> [WHAT THE EXERCISE ASKS]: What lines of the data hold the string "memory"? Pull each one out.

[Entries from a dataset of interfaces]
************
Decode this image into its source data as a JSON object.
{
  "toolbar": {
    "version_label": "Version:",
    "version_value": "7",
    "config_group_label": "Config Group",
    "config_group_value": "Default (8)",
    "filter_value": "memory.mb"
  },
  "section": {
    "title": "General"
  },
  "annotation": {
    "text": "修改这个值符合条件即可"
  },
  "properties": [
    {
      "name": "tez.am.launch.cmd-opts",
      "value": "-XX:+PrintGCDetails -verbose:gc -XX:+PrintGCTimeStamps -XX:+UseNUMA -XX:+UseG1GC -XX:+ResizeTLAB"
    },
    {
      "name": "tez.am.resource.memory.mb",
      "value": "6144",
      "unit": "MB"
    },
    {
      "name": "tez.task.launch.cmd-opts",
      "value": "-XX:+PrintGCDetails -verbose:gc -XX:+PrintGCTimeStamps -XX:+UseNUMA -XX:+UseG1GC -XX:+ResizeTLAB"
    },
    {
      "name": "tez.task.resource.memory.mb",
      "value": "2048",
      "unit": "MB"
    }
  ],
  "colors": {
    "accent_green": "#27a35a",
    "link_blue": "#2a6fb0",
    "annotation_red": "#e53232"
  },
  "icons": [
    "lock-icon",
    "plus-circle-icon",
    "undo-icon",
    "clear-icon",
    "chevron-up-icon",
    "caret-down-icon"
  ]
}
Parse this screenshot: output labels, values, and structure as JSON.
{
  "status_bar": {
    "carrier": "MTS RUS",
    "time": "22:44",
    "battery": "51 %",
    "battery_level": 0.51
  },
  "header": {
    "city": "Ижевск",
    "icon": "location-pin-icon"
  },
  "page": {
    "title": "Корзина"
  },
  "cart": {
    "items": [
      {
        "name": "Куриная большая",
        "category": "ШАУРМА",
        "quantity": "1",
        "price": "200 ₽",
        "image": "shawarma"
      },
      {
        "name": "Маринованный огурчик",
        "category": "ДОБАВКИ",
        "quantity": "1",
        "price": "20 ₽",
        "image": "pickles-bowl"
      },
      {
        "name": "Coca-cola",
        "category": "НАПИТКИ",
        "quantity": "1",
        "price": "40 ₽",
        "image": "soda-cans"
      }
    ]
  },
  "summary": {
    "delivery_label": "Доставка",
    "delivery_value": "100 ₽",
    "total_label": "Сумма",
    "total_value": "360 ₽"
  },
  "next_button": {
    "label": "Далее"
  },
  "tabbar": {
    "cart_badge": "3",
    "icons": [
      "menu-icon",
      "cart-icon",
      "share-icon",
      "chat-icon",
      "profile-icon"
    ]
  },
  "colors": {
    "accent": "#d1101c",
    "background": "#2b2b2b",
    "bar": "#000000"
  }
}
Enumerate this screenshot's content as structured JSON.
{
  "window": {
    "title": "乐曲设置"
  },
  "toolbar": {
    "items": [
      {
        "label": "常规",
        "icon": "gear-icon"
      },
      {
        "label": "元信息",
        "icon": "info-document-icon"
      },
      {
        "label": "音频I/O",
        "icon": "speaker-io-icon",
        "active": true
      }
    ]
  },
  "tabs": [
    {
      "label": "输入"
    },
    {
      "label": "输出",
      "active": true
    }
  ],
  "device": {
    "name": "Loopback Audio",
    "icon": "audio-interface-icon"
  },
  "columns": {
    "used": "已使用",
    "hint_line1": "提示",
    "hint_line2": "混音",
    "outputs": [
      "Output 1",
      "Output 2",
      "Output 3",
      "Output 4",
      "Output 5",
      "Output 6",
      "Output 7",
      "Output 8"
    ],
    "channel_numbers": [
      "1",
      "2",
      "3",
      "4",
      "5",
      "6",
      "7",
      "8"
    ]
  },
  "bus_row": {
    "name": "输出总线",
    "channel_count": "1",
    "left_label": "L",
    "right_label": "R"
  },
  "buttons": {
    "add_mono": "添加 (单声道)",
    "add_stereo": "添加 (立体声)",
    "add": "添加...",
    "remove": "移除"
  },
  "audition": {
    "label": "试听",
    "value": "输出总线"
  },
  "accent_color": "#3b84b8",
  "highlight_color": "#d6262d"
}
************
> [EXERCISE OUTPUT]:
    "filter_value": "memory.mb"
      "name": "tez.am.resource.memory.mb",
      "name": "tez.task.resource.memory.mb",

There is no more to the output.